  • How can the diamond and jewelry industry be sure that the products they sell are legitimately sourced?

    How do we move forward on the development of standards to the implementation of source verification, auditing and verification programs?
  • Can existent gold certification programs be extended to diamonds, gems and other metals?

  • What about products sourced from areas where source certification is impossible or too expensive to implement?
  • Is there a line to be drawn in implementing ethical standards?

  • How can source certification be identified at the consumer level?

  • What impact will source certification have on the marketing and sale of noncertified products?
   The fair trade panel included David Bonaparte, president and chief executive officer (CEO) of Jewelers of America (JA); Eric Braunwart, president of Columbia Gem House; Larry Drummond, president of Metalor USA Refining Corporation; Benjamin Hackman, president of International Colored Gemstone Association (ICA); Ngomesia Mayer-Kechom, manager of international programs for the Diamond Development Initiative International (DDII) and Toby Pomeroy, board member of the Alliance for Responsible Mining (ARM).
   Michael Rae, CEO of the Responsible Jewellery Council (RJC), noted that businesses and stakeholders are increasingly focusing on the issue of responsible sourcing and how to leverage these issues for change. “It gives better controls over supply chains, helps manage and identify corporate risk, allows for a proactive corporate social responsibility strategy to enhance reputation, opens new markets and meets consumer expectations,” he said.
   Rapaport stressed that jewelers are still under the impression that the Kimberley Process (KP) ensures that their diamonds aren’t involved in human rights abuses, when, in fact, it doesn’t. He suggested that RJC’s chain of custody (CoC) and code of practices should be a good foundation for responsible sourcing initiatives. Rae reported that RJC has 450 members across the industry pipeline and 260 companies that have been certified by the RJC.
   The panel questioned whether the scope of certification should be enlarged to include certifying companies, as the RJC does, or specific products, which is the basic premise of Rapaport’s source certification.
   Rapaport outlined three areas of product development that would have to be monitored in any responsible sourcing program: the rough production process, the conversion of raw material to polished or refined gold and then taking that finished product and putting it into the jewelry product. He concluded that “Legitimization of the diamond and jewelry industry supply chain is the most important issue facing the industry. The industry must be proactive in protecting our business and, even more importantly, doing what’s right.” 
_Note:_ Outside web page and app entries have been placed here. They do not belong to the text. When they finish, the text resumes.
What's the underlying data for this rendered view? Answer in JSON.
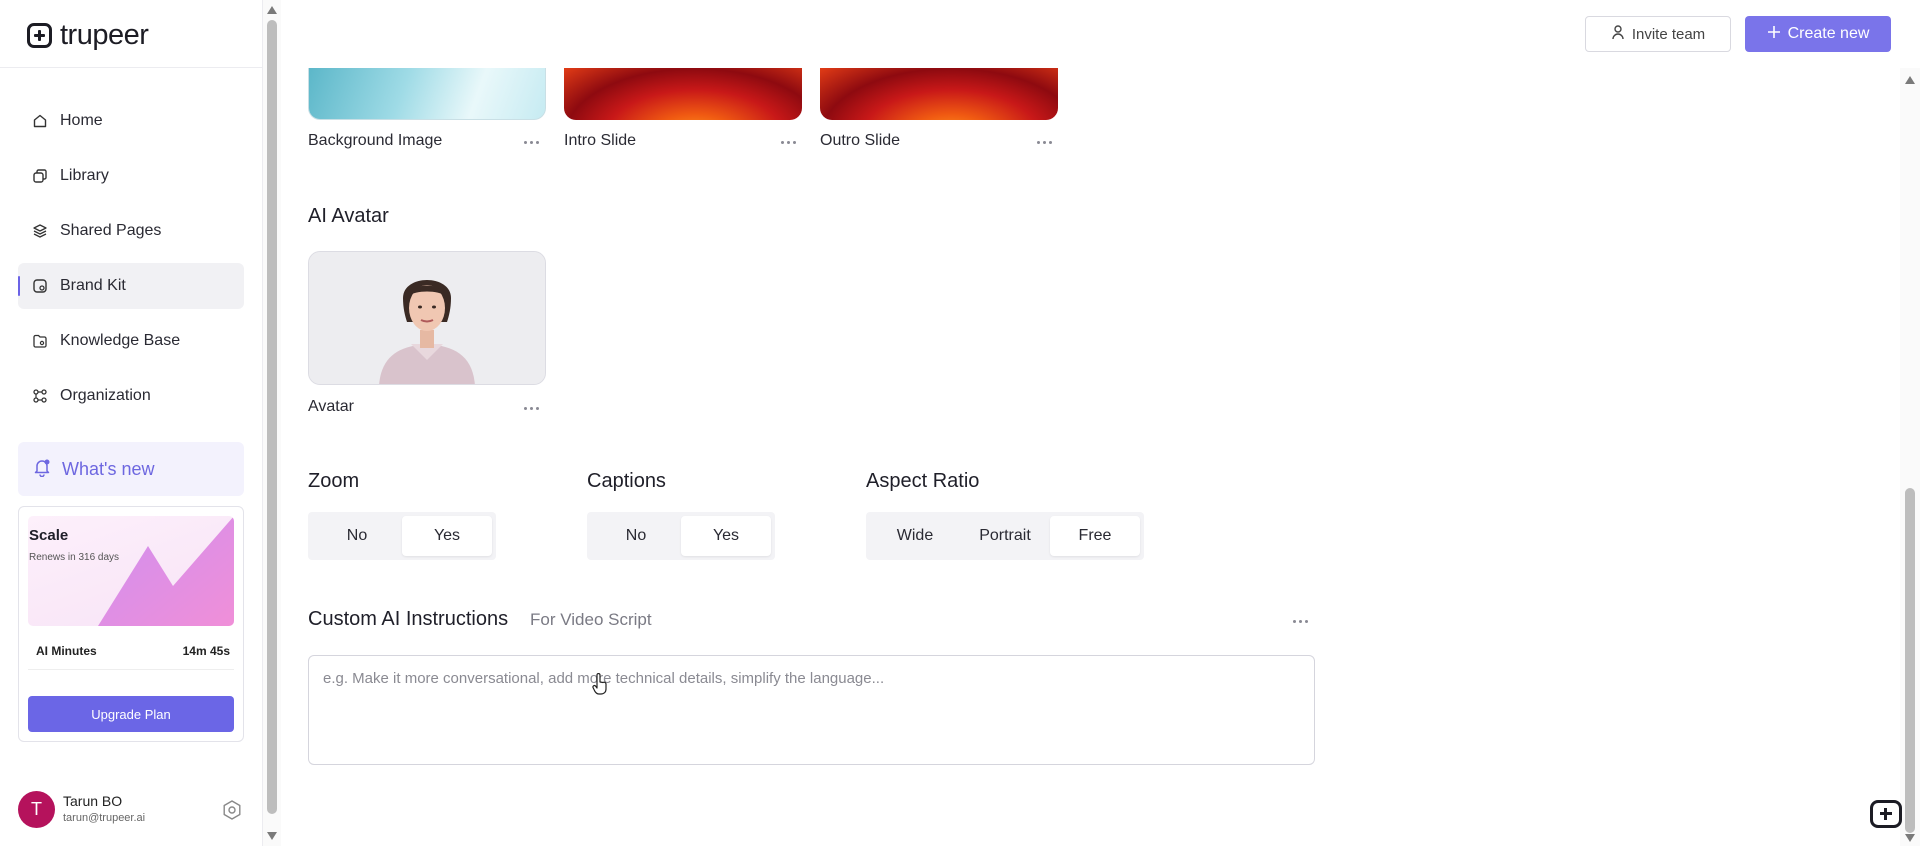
{
  "app": {
    "logo_text": "trupeer"
  },
  "sidebar": {
    "items": [
      {
        "label": "Home",
        "icon": "home-icon"
      },
      {
        "label": "Library",
        "icon": "library-icon"
      },
      {
        "label": "Shared Pages",
        "icon": "layers-icon"
      },
      {
        "label": "Brand Kit",
        "icon": "brand-kit-icon",
        "active": true
      },
      {
        "label": "Knowledge Base",
        "icon": "knowledge-base-icon"
      },
      {
        "label": "Organization",
        "icon": "organization-icon"
      }
    ],
    "whats_new": "What's new",
    "plan": {
      "name": "Scale",
      "renews": "Renews in 316 days",
      "minutes_label": "AI Minutes",
      "minutes_value": "14m 45s",
      "upgrade_label": "Upgrade Plan"
    },
    "user": {
      "initial": "T",
      "name": "Tarun BO",
      "email": "tarun@trupeer.ai"
    }
  },
  "header": {
    "invite_label": "Invite team",
    "create_label": "Create new"
  },
  "assets": [
    {
      "label": "Background Image"
    },
    {
      "label": "Intro Slide"
    },
    {
      "label": "Outro Slide"
    }
  ],
  "ai_avatar": {
    "title": "AI Avatar",
    "label": "Avatar"
  },
  "zoom": {
    "title": "Zoom",
    "options": [
      "No",
      "Yes"
    ],
    "selected": "Yes"
  },
  "captions": {
    "title": "Captions",
    "options": [
      "No",
      "Yes"
    ],
    "selected": "Yes"
  },
  "aspect_ratio": {
    "title": "Aspect Ratio",
    "options": [
      "Wide",
      "Portrait",
      "Free"
    ],
    "selected": "Free"
  },
  "custom_ai": {
    "title": "Custom AI Instructions",
    "subtitle": "For Video Script",
    "placeholder": "e.g. Make it more conversational, add more technical details, simplify the language..."
  },
  "colors": {
    "accent": "#6b66e6",
    "avatar_bg": "#b5125c"
  }
}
Article from the Rapaport Magazine - July 2013. To subscribe click here.

Comment Comment Email Email Print Print Facebook Facebook Twitter Twitter Share Share
Tags: Avi Krawitz